Professor Wagner joined the psychology department of Rutgers University in 1981. His research at Rutgers focused on animal models of autism, schizophrenia, and Parkinson's disease. This included a large body of work in the field of neurotoxicology, examining how toxicants could affect the monoaminergic neurotransmitter systems as well as how risk factors such as genetics, sex, or age might result in susceptibility to mental illness. This work was also highly translational, with a focus on interventions or prevention strategies that might help protect the nervous system against the damaging effects of toxicants or facilitate nervous system recovery from toxicant exposure.
With his passion for teaching, Professor Wagner trained numerous undergraduate and graduate students. Over the course of four decades, he was especially proud to have graduated twenty-one doctoral students. He won the Rutgers University Warren L. Susman Teaching Excellence Award in 1994 and the New Jersey Biomedical Research Association Mentor Award in 2006. His collaborations with students and colleagues generated well over a hundred scientific peer-reviewed articles.
Professor Wagner served as the vice-chair for the Psychology Graduate Program at Rutgers from 1992- 1997 and 2007-2018. He was a member of the editorial board of Aggressive Behavior, a peer-review journal, and also belonged to many professional organizations, notably the American Association for the Advancement of Science, Americans for Medical Progress, Eastern Psychological Association, International Society for Research on Aggression, and the Society for Neuroscience.

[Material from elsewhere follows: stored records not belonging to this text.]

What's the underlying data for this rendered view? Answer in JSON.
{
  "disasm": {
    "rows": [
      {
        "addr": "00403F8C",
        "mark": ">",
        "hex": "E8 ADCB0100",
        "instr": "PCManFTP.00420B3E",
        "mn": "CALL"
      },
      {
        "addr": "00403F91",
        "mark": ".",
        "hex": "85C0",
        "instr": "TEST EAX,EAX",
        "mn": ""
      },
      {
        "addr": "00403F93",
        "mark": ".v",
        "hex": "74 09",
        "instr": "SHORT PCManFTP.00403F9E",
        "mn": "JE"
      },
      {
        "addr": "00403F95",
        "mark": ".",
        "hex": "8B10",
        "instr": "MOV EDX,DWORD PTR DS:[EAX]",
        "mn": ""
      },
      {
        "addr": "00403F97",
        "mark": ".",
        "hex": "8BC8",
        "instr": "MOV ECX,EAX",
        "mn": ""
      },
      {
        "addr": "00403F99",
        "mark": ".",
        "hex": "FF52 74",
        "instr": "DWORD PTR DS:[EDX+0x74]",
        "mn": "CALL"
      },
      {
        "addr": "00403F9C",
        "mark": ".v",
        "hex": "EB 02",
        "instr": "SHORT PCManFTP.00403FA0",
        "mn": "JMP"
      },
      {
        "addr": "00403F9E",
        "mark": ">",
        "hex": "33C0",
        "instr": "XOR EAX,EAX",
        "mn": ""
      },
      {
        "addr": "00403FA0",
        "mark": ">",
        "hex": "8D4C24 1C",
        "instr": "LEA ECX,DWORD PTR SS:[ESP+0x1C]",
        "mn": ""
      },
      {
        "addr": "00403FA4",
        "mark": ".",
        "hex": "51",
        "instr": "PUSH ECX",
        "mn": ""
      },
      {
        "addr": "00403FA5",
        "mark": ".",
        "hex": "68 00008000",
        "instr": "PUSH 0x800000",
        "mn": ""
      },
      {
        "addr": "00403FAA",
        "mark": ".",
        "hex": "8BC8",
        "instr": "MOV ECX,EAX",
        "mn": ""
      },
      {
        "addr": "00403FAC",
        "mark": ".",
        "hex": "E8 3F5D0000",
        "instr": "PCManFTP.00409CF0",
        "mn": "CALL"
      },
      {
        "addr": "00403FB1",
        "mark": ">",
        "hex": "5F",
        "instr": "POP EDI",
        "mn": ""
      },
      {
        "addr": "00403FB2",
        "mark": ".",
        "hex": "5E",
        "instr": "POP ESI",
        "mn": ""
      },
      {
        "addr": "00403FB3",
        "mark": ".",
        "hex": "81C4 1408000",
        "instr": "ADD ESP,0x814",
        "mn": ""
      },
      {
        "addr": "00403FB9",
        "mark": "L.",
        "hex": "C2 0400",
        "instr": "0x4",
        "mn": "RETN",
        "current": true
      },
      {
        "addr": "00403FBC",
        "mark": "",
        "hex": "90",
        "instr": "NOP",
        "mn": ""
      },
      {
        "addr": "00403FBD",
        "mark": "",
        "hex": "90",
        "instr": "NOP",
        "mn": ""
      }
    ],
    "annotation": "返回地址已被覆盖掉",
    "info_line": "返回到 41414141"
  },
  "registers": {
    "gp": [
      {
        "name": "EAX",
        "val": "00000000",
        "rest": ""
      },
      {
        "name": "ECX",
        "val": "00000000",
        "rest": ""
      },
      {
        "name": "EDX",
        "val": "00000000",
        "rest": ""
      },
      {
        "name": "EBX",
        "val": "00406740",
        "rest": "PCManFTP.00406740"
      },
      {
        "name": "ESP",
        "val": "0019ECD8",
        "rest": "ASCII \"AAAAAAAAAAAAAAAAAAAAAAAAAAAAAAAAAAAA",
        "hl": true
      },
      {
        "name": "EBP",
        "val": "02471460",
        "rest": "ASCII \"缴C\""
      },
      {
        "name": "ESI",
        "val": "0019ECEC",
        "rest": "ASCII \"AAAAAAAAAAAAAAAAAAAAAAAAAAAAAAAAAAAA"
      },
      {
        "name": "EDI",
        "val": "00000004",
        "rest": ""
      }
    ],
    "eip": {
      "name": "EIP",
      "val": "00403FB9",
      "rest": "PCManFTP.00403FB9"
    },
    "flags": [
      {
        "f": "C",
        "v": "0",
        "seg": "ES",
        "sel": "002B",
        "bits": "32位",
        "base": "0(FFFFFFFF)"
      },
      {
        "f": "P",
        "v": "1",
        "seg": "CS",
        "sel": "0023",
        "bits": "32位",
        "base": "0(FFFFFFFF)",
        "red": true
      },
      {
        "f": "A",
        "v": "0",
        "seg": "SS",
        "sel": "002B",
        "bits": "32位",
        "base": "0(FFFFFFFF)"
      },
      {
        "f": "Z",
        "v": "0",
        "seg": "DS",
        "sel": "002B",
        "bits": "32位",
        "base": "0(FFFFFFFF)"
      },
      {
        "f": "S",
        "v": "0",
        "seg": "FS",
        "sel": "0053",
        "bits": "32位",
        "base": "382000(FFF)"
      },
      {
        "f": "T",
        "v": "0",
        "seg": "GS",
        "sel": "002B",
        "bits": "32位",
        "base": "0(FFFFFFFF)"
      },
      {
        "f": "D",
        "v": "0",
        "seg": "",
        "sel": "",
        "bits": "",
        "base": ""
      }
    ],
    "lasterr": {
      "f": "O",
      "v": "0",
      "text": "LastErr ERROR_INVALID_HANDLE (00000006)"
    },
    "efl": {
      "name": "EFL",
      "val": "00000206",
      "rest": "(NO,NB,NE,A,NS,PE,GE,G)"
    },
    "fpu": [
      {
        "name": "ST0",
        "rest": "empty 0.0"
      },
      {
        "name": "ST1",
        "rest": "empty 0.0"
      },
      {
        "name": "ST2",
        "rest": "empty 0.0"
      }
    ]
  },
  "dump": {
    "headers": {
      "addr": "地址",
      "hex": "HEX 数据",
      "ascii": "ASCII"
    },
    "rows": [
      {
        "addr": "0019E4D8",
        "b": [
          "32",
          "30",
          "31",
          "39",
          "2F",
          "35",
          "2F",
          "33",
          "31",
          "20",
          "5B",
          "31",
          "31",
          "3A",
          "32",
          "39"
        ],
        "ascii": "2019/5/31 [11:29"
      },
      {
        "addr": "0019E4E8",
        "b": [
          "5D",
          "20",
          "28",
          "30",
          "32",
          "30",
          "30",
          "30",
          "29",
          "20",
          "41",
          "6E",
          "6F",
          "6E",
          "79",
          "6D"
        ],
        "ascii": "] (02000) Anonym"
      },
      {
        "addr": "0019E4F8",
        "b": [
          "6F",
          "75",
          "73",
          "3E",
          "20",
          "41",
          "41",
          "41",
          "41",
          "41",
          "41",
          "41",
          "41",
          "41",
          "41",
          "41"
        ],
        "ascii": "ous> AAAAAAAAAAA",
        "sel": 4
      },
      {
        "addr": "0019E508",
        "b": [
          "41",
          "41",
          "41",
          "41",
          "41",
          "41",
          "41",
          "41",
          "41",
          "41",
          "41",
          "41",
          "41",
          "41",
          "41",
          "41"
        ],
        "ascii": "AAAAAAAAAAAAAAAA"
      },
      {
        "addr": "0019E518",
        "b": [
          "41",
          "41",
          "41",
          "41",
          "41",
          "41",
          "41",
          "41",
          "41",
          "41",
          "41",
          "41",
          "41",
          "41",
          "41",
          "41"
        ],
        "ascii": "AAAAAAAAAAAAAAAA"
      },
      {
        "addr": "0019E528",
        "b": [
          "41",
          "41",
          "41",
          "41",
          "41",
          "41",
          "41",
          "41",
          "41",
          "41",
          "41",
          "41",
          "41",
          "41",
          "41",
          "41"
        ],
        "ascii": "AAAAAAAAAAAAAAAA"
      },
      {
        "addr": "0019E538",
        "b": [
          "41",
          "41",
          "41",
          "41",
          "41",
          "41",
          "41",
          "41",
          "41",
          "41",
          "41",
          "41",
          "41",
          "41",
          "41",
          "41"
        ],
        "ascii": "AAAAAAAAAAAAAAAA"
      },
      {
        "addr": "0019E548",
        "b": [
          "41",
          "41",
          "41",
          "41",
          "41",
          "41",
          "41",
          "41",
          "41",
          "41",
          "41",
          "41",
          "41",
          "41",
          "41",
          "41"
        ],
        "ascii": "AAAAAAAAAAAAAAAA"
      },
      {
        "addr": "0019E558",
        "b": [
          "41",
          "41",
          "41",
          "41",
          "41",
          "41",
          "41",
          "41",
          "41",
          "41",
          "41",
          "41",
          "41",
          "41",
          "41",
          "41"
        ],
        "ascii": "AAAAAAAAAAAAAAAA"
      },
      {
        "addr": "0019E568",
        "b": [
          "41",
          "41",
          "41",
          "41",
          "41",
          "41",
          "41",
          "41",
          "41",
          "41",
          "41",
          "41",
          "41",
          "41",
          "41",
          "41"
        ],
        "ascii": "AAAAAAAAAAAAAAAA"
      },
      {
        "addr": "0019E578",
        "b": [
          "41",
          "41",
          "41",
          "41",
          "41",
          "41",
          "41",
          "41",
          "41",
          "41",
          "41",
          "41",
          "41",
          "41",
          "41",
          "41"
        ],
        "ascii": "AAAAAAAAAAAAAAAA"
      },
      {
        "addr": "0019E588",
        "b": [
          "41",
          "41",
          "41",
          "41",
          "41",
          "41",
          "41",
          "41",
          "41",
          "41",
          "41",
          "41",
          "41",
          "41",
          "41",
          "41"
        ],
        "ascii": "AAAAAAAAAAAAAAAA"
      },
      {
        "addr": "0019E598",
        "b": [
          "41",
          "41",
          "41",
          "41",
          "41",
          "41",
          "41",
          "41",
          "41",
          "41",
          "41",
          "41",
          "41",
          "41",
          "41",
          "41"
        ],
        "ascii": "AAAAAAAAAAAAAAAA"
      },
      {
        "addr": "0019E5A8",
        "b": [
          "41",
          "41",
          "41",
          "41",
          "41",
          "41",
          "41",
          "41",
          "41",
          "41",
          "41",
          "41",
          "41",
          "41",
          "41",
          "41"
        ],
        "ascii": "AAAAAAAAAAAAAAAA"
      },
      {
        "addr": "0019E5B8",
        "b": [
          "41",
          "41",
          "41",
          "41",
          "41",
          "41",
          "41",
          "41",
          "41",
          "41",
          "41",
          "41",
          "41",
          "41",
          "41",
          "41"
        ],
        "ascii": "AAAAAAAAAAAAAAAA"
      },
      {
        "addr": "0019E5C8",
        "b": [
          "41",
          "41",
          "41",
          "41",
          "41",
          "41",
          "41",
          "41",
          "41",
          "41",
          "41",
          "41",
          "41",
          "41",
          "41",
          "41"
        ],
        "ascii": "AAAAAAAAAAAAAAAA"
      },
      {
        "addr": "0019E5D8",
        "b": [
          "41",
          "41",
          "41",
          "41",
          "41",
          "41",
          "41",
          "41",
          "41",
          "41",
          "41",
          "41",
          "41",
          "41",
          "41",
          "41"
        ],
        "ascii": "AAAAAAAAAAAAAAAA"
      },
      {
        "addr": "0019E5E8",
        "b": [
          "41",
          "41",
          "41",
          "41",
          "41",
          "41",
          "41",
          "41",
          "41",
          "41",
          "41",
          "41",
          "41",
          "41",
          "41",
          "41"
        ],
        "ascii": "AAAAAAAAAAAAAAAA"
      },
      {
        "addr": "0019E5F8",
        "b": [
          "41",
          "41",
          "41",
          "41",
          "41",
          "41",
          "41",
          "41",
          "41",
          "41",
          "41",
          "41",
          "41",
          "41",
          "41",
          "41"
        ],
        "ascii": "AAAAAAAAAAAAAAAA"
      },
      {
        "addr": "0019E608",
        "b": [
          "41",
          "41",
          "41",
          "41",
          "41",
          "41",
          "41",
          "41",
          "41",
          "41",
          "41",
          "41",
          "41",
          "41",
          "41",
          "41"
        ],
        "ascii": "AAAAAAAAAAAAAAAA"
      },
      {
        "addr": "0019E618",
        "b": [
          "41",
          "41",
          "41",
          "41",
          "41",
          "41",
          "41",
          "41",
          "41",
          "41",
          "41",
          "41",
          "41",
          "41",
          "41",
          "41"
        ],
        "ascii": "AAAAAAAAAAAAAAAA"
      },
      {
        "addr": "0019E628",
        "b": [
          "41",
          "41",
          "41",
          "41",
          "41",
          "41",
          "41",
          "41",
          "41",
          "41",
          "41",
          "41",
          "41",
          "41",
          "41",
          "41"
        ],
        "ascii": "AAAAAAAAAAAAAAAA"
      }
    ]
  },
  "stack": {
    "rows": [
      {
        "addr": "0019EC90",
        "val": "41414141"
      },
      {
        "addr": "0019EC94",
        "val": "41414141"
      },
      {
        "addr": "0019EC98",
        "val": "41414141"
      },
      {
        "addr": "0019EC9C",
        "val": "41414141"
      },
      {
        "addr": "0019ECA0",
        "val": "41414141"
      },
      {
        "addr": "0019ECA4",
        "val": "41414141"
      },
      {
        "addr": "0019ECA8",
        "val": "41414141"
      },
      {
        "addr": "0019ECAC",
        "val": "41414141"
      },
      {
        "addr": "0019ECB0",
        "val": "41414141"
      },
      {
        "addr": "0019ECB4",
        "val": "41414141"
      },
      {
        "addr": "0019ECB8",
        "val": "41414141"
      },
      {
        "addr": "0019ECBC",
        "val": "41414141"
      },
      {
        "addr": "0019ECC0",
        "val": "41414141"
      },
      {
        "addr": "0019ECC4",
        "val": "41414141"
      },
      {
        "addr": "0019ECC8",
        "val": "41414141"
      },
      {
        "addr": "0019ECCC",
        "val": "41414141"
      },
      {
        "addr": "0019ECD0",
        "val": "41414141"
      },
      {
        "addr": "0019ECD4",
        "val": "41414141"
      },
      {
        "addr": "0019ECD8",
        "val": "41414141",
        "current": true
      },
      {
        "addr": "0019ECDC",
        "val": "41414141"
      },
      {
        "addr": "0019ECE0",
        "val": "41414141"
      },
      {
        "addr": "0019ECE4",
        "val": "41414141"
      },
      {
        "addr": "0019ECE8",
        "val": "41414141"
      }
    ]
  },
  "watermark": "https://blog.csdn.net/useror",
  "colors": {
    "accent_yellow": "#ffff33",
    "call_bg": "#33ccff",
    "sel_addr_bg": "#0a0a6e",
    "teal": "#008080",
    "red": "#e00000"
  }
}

As an avocation, he was fascinated by nineteenth-century art and natural sciences, especially geology and fossils. With his wife, Roberta, he meticulously restored a Victorian house in Hopewell, New Jersey, along with dozens of pieces of salvaged Victorian furniture. He was a consummate woodturner with mastery of open-segmented turning, and also more recently, applied his talents to working with leaded glass.